_DIRECTIONS_. Reproduce every entry exactly, without alteration.

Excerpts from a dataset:
──────────
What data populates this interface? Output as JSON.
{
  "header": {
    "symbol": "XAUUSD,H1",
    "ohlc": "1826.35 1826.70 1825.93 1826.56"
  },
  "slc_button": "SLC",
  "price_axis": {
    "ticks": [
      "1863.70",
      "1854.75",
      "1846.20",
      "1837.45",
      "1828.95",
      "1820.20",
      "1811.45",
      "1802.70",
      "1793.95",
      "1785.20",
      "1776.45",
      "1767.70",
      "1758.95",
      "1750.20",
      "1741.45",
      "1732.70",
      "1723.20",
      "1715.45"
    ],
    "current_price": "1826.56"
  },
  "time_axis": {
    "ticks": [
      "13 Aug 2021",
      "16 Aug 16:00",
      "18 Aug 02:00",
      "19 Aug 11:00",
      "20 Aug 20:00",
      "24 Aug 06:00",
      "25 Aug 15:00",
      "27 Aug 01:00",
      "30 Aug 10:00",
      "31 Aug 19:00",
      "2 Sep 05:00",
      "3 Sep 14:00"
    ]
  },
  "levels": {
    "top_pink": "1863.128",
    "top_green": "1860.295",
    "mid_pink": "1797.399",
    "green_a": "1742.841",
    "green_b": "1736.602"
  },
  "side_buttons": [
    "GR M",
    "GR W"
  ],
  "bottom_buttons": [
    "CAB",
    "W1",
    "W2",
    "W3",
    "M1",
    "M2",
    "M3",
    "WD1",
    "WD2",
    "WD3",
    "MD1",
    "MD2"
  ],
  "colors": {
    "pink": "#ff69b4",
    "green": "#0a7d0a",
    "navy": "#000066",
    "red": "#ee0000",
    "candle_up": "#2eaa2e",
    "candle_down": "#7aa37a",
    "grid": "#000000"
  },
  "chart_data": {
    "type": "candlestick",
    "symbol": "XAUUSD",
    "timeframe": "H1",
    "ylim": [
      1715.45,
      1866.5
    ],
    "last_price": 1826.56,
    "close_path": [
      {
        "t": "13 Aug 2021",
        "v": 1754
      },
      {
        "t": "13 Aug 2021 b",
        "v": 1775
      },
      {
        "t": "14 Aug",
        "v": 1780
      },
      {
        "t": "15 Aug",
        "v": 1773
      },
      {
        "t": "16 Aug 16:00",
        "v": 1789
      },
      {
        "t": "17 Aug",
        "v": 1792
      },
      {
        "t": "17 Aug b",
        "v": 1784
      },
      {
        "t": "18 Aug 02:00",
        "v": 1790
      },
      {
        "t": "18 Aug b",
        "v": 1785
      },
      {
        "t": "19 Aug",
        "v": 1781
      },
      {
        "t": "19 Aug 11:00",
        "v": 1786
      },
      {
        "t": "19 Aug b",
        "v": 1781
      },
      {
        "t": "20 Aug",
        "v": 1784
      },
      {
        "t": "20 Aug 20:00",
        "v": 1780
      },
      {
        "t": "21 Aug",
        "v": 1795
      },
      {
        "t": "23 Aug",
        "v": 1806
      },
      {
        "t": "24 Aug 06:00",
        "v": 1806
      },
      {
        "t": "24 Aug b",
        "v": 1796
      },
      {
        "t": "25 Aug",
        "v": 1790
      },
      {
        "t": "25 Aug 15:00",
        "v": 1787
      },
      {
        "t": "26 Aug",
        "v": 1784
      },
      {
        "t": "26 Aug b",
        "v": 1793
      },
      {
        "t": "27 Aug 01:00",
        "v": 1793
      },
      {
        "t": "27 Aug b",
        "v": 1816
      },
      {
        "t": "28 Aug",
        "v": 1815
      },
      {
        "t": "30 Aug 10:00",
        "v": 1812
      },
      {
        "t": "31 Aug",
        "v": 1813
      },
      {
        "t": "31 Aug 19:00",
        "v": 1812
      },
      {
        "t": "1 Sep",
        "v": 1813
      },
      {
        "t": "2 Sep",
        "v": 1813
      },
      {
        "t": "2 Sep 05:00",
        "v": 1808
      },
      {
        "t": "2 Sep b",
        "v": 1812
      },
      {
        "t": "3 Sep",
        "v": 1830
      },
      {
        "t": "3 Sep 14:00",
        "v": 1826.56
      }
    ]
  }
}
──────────
_THE COMPLETED TASK_.
What data populates this interface? Output as JSON.
{
  "header": {
    "symbol": "XAUUSD,H1",
    "ohlc": "1826.35 1826.70 1825.93 1826.56"
  },
  "slc_button": "SLC",
  "price_axis": {
    "ticks": [
      "1863.70",
      "1854.75",
      "1846.20",
      "1837.45",
      "1828.95",
      "1820.20",
      "1811.45",
      "1802.70",
      "1793.95",
      "1785.20",
      "1776.45",
      "1767.70",
      "1758.95",
      "1750.20",
      "1741.45",
      "1732.70",
      "1723.20",
      "1715.45"
    ],
    "current_price": "1826.56"
  },
  "time_axis": {
    "ticks": [
      "13 Aug 2021",
      "16 Aug 16:00",
      "18 Aug 02:00",
      "19 Aug 11:00",
      "20 Aug 20:00",
      "24 Aug 06:00",
      "25 Aug 15:00",
      "27 Aug 01:00",
      "30 Aug 10:00",
      "31 Aug 19:00",
      "2 Sep 05:00",
      "3 Sep 14:00"
    ]
  },
  "levels": {
    "top_pink": "1863.128",
    "top_green": "1860.295",
    "mid_pink": "1797.399",
    "green_a": "1742.841",
    "green_b": "1736.602"
  },
  "side_buttons": [
    "GR M",
    "GR W"
  ],
  "bottom_buttons": [
    "CAB",
    "W1",
    "W2",
    "W3",
    "M1",
    "M2",
    "M3",
    "WD1",
    "WD2",
    "WD3",
    "MD1",
    "MD2"
  ],
  "colors": {
    "pink": "#ff69b4",
    "green": "#0a7d0a",
    "navy": "#000066",
    "red": "#ee0000",
    "candle_up": "#2eaa2e",
    "candle_down": "#7aa37a",
    "grid": "#000000"
  },
  "chart_data": {
    "type": "candlestick",
    "symbol": "XAUUSD",
    "timeframe": "H1",
    "ylim": [
      1715.45,
      1866.5
    ],
    "last_price": 1826.56,
    "close_path": [
      {
        "t": "13 Aug 2021",
        "v": 1754
      },
      {
        "t": "13 Aug 2021 b",
        "v": 1775
      },
      {
        "t": "14 Aug",
        "v": 1780
      },
      {
        "t": "15 Aug",
        "v": 1773
      },
      {
        "t": "16 Aug 16:00",
        "v": 1789
      },
      {
        "t": "17 Aug",
        "v": 1792
      },
      {
        "t": "17 Aug b",
        "v": 1784
      },
      {
        "t": "18 Aug 02:00",
        "v": 1790
      },
      {
        "t": "18 Aug b",
        "v": 1785
      },
      {
        "t": "19 Aug",
        "v": 1781
      },
      {
        "t": "19 Aug 11:00",
        "v": 1786
      },
      {
        "t": "19 Aug b",
        "v": 1781
      },
      {
        "t": "20 Aug",
        "v": 1784
      },
      {
        "t": "20 Aug 20:00",
        "v": 1780
      },
      {
        "t": "21 Aug",
        "v": 1795
      },
      {
        "t": "23 Aug",
        "v": 1806
      },
      {
        "t": "24 Aug 06:00",
        "v": 1806
      },
      {
        "t": "24 Aug b",
        "v": 1796
      },
      {
        "t": "25 Aug",
        "v": 1790
      },
      {
        "t": "25 Aug 15:00",
        "v": 1787
      },
      {
        "t": "26 Aug",
        "v": 1784
      },
      {
        "t": "26 Aug b",
        "v": 1793
      },
      {
        "t": "27 Aug 01:00",
        "v": 1793
      },
      {
        "t": "27 Aug b",
        "v": 1816
      },
      {
        "t": "28 Aug",
        "v": 1815
      },
      {
        "t": "30 Aug 10:00",
        "v": 1812
      },
      {
        "t": "31 Aug",
        "v": 1813
      },
      {
        "t": "31 Aug 19:00",
        "v": 1812
      },
      {
        "t": "1 Sep",
        "v": 1813
      },
      {
        "t": "2 Sep",
        "v": 1813
      },
      {
        "t": "2 Sep 05:00",
        "v": 1808
      },
      {
        "t": "2 Sep b",
        "v": 1812
      },
      {
        "t": "3 Sep",
        "v": 1830
      },
      {
        "t": "3 Sep 14:00",
        "v": 1826.56
      }
    ]
  }
}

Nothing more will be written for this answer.